- _WORKING DATA_

Start of Block

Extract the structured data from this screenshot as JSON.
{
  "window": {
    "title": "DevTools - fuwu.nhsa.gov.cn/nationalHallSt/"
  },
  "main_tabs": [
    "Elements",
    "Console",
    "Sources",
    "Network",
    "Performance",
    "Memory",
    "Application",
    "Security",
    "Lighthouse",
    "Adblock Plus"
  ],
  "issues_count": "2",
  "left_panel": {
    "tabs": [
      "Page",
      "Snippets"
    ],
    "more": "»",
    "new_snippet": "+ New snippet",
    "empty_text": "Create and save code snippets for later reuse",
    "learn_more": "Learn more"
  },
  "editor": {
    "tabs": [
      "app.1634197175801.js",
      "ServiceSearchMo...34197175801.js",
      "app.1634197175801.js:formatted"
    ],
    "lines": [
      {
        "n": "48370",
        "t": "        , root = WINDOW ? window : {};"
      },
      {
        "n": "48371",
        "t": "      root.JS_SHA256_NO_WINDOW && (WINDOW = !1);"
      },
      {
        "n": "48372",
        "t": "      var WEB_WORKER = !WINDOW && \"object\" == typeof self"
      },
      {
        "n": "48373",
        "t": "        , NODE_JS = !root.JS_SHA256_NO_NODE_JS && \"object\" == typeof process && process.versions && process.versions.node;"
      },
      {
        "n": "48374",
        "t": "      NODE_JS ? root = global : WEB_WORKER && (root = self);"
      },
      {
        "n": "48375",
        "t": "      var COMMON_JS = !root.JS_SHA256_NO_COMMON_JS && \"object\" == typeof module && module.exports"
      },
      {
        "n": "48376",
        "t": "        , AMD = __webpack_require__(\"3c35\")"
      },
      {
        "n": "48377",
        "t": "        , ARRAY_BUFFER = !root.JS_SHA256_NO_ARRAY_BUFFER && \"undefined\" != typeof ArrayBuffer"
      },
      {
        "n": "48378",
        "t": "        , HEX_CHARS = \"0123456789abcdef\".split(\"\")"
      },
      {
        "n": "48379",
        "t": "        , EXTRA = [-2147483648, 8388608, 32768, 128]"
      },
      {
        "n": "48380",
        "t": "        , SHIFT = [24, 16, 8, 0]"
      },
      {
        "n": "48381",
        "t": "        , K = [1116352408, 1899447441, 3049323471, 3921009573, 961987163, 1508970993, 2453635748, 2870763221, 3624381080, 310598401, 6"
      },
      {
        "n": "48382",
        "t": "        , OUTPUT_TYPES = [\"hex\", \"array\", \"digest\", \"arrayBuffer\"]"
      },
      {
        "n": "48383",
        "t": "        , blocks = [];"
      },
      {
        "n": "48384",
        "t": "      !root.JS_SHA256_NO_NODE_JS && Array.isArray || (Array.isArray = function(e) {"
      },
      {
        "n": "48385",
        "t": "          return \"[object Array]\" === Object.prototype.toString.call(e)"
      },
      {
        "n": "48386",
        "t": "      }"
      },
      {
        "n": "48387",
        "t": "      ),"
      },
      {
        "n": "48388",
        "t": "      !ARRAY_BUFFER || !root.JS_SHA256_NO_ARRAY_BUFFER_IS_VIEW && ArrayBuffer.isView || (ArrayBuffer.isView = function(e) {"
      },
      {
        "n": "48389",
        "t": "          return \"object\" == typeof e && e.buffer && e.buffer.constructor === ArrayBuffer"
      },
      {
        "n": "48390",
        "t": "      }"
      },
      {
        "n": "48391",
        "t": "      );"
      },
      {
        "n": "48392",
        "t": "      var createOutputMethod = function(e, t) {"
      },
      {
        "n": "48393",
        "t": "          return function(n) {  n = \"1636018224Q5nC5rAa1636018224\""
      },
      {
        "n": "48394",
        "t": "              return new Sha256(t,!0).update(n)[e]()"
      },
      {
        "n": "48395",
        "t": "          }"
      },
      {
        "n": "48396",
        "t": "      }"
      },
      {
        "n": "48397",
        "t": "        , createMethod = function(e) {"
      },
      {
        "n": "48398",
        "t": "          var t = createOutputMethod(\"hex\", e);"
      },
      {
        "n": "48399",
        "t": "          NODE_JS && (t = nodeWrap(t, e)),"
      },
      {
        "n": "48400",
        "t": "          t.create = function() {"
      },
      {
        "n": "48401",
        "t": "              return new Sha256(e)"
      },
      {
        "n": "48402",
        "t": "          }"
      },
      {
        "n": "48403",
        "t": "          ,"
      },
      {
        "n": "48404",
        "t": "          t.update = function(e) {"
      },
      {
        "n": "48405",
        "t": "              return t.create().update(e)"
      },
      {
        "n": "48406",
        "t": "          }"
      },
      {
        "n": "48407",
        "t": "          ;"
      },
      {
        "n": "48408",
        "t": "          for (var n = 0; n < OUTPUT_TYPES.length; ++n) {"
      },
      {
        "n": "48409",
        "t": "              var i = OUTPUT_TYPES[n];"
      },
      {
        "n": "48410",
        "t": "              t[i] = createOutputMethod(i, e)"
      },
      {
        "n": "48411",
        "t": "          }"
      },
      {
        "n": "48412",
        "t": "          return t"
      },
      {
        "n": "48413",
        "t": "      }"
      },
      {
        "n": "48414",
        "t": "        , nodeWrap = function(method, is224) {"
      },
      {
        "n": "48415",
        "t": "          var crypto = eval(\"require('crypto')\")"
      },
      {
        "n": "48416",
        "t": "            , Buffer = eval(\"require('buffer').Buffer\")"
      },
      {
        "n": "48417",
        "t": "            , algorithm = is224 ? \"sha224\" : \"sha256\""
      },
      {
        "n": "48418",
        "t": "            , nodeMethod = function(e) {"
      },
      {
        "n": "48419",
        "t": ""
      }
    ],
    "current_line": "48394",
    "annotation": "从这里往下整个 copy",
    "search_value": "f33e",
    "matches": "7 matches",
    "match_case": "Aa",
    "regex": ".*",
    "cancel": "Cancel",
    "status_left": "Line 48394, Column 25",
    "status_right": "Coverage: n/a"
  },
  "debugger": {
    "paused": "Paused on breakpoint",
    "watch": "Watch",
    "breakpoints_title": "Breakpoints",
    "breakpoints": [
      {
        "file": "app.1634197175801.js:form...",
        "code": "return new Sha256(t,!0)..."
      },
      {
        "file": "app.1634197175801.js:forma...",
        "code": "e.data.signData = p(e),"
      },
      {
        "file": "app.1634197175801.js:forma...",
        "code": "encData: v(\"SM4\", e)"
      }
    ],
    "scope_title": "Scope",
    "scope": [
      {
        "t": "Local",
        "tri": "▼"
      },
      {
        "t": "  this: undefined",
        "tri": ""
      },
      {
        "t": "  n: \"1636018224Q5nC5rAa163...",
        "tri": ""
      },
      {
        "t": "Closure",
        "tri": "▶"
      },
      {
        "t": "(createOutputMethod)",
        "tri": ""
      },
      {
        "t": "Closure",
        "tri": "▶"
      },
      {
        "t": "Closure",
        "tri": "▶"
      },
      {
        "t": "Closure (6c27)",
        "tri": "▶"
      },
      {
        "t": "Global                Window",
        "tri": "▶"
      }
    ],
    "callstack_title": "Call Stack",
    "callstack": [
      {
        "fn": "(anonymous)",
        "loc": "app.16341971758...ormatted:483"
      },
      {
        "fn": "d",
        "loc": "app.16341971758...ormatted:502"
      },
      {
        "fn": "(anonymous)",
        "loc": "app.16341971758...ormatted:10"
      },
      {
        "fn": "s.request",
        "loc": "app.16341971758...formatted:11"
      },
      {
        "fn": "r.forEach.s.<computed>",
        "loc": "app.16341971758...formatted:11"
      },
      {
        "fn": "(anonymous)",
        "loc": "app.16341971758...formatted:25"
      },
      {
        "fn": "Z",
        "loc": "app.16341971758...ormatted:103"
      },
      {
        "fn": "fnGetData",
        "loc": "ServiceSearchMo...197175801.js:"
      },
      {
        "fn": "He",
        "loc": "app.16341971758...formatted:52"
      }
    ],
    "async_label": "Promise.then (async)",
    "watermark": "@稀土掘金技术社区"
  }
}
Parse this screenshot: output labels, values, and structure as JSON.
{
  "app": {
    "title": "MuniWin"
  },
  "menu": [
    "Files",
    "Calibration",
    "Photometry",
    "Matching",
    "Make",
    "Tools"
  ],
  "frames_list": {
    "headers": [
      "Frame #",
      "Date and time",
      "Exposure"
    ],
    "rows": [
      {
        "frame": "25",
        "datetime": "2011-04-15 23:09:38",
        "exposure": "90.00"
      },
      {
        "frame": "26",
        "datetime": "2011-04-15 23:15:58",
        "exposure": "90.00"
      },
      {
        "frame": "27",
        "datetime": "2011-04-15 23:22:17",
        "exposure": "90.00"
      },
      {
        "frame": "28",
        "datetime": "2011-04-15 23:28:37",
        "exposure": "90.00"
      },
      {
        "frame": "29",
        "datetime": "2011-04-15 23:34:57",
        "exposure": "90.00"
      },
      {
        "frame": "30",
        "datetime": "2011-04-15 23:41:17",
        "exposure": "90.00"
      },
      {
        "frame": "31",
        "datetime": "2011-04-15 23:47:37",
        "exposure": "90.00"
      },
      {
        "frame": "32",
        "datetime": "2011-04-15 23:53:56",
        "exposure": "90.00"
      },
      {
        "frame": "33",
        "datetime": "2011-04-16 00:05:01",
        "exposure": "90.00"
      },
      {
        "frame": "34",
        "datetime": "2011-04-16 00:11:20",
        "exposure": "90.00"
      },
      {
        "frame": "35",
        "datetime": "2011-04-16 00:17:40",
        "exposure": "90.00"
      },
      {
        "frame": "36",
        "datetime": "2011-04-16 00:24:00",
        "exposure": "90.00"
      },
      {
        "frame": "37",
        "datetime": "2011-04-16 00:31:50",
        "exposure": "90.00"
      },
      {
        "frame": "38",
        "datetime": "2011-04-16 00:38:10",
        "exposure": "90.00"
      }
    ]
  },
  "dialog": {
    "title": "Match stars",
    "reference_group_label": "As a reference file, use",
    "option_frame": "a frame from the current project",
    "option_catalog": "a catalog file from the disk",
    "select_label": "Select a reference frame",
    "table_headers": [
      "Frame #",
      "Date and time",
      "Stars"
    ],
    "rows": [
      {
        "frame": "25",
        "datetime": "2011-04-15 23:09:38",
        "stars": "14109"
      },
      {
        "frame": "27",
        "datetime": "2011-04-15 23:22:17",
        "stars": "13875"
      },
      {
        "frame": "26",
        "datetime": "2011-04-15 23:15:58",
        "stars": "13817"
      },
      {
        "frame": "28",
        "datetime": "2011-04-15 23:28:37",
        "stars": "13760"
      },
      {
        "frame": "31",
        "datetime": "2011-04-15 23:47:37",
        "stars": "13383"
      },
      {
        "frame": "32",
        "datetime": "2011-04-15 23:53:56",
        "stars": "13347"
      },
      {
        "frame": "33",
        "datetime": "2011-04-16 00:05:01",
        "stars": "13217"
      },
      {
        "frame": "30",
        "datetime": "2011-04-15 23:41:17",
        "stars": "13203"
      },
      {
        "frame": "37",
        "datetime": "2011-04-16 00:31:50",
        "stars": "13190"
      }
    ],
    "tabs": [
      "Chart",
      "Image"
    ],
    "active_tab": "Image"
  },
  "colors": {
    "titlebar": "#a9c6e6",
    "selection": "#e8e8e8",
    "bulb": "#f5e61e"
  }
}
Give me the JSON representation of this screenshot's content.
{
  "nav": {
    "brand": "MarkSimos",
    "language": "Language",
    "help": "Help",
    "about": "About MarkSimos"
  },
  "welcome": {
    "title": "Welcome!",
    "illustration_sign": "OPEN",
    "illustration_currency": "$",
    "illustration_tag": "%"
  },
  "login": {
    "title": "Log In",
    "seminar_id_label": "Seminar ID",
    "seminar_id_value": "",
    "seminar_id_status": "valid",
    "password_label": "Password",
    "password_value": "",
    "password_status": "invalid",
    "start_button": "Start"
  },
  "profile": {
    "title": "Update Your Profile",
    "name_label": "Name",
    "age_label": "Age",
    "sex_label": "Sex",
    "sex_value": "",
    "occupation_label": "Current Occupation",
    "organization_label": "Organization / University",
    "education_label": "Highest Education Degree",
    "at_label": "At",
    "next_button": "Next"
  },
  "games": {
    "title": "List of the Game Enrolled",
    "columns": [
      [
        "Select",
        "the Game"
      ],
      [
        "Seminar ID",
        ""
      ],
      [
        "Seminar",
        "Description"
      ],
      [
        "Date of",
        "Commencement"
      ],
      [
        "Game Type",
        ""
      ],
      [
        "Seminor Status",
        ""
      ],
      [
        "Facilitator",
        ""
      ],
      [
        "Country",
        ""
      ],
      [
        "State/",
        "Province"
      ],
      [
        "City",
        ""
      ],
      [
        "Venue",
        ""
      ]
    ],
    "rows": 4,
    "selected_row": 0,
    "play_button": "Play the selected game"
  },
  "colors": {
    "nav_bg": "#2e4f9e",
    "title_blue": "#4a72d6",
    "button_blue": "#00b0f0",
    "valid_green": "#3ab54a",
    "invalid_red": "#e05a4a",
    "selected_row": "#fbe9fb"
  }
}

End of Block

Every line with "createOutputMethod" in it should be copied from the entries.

        "t": "      var createOutputMethod = function(e, t) {"
        "t": "          var t = createOutputMethod(\"hex\", e);"
        "t": "              t[i] = createOutputMethod(i, e)"
        "t": "(createOutputMethod)",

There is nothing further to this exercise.